A surge in demand for laptops, driven by the increased need for organizations to support remote working, is occurring just as the laptop manufacturing supply chain has a reduced capacity to deliver. As a result, many organizations are experiencing lengthy delays in laptop procurement, jeopardizing their short-term business continuity planning.
For many, relaxing security controls and increasing access to corporate services from employee-owned devices introduces unpalatable risks. There are already multiple examples of cyber criminals both increasing and tailoring their activity to target the growing population of remote workers. Coping with a major cyber incident at the same time as a pandemic is beyond the means of most organizations.
As the UK Government mobilises to reduce the impact to the UK and its citizens of the COVID-19 pandemic, much of today’s focus quite rightly is on expert advice. However, Government experts have for some time been evaluating approaches that can provide safer options for scaling remote working than a BYOD (Bring Your Own Device) model. These approaches may provide timely alternatives to procuring new laptops for organisations struggling to meet their current cost or availability needs.

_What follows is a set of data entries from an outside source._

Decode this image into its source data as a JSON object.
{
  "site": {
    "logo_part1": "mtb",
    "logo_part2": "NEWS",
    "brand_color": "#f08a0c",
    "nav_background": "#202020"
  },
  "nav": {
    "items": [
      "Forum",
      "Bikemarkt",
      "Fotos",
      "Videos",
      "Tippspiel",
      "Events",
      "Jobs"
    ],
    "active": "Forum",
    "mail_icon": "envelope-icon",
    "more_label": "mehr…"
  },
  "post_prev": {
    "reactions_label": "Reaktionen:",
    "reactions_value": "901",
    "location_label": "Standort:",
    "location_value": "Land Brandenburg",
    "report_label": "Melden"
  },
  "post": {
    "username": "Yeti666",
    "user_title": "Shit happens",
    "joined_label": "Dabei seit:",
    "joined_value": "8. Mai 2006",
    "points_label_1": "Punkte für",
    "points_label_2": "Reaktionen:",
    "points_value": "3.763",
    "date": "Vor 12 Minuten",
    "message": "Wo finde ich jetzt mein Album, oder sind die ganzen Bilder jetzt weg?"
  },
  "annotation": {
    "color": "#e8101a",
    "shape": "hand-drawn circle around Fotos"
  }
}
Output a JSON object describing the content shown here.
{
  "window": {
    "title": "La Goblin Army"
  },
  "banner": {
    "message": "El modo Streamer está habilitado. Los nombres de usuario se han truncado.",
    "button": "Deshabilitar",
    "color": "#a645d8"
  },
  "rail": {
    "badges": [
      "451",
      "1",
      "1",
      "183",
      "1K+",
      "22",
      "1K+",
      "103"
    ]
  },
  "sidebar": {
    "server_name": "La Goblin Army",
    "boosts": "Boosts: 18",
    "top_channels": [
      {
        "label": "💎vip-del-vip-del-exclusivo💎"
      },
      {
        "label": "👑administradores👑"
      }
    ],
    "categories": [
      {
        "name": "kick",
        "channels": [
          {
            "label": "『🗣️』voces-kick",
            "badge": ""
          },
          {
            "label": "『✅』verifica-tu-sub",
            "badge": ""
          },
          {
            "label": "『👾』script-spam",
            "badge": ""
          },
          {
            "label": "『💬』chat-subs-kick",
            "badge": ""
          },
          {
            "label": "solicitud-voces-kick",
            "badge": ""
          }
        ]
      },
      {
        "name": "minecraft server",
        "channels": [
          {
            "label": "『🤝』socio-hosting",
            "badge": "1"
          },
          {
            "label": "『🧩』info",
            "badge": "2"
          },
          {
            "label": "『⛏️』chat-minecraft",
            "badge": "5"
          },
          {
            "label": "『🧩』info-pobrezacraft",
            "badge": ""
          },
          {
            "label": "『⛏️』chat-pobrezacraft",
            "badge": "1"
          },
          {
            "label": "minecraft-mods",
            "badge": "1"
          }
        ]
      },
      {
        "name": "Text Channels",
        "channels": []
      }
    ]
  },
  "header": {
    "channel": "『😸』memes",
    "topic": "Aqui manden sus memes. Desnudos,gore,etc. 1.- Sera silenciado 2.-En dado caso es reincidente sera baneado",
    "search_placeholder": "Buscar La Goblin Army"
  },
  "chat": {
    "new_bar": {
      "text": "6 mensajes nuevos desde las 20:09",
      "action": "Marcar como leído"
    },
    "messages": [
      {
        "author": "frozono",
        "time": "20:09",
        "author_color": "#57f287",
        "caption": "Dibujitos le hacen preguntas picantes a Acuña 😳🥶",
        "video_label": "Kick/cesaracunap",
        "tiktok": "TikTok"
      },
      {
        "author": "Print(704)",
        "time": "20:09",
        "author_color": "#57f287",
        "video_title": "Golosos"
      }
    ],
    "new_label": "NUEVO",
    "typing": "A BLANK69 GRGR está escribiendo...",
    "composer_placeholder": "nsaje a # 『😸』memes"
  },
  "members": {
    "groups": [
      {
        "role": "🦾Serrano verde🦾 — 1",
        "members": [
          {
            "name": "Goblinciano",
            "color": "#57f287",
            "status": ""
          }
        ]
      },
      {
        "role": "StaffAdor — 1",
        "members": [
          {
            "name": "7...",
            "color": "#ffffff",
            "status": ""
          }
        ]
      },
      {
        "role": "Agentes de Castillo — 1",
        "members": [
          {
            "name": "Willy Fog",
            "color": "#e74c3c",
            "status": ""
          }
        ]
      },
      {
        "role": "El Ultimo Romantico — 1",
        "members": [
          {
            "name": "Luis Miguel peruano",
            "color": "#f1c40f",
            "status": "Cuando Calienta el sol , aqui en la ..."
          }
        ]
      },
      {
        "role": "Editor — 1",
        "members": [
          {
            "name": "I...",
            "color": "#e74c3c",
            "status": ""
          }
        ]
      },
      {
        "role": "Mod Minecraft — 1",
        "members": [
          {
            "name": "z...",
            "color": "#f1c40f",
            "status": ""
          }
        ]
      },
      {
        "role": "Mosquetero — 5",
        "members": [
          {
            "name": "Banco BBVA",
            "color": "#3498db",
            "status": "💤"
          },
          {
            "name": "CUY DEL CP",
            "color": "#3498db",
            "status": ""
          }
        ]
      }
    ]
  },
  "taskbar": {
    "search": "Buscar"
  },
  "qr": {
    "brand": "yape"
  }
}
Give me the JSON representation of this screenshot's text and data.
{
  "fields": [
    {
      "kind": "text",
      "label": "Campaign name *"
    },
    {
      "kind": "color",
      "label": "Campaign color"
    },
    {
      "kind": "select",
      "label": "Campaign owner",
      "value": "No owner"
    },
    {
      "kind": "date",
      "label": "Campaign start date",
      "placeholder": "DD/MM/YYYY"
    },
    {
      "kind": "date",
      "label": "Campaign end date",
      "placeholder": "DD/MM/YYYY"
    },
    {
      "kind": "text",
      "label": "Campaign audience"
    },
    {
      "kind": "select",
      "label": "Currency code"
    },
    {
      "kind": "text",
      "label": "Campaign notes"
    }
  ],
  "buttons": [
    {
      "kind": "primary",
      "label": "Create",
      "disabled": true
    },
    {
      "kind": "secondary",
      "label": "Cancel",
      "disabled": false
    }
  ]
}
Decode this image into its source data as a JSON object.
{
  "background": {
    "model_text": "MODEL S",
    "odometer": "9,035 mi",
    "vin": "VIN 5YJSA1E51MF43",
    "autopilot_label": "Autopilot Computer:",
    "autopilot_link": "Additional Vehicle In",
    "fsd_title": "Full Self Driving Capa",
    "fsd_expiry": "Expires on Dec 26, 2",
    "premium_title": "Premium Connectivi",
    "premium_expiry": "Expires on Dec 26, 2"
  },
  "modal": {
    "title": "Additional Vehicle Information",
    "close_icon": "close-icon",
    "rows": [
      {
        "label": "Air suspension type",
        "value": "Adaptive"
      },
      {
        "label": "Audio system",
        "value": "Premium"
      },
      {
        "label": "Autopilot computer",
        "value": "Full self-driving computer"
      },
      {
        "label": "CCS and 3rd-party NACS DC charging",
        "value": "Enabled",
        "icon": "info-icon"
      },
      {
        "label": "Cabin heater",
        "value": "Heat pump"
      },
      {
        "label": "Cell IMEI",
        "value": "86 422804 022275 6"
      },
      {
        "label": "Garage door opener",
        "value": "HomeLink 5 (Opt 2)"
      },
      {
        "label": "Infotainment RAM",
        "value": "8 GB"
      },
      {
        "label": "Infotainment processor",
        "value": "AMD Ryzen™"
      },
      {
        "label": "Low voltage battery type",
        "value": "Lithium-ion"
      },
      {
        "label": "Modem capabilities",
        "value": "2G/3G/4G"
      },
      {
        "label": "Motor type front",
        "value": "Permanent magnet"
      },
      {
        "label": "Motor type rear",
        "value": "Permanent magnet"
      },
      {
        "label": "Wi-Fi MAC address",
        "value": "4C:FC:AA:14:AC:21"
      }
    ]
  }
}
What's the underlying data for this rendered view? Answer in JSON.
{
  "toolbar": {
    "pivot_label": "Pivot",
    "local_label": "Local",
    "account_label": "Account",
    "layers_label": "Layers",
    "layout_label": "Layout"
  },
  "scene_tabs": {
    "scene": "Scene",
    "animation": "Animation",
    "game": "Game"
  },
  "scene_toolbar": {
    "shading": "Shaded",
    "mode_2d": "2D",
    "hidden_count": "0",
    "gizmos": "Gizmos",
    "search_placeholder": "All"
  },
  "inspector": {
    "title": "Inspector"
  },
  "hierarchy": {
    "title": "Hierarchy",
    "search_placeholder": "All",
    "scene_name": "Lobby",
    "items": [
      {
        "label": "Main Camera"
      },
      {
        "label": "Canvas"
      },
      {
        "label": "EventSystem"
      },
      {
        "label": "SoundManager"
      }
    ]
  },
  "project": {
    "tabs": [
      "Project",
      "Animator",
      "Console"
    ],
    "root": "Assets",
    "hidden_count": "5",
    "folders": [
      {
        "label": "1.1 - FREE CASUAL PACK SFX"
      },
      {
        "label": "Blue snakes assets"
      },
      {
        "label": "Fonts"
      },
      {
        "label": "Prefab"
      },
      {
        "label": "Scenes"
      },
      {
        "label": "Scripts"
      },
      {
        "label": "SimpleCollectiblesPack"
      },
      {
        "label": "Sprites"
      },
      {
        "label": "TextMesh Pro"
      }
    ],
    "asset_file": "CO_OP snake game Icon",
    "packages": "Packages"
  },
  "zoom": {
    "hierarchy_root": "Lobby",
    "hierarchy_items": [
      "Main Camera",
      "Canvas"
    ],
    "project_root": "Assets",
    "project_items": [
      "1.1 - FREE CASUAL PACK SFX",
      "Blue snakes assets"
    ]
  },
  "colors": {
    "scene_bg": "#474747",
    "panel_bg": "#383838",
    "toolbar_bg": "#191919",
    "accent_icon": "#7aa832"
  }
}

A project led by the National Cyber Security Centre (NCSC) referred to as CloudClient, looked to develop an End User Device platform that could be deployed on a range of computing devices, with built-in security that would allow organisations to share infrastructure and services without increasing risk. The programme produced a light-weight operating system (OS), now available as a commercial product that organisations within the public and private sectors have subsequently used, either to transform legacy IT that can no longer support a full desktop OS, or deploy a bootable USB stick to allow a home PC to be transformed into a secure working environment.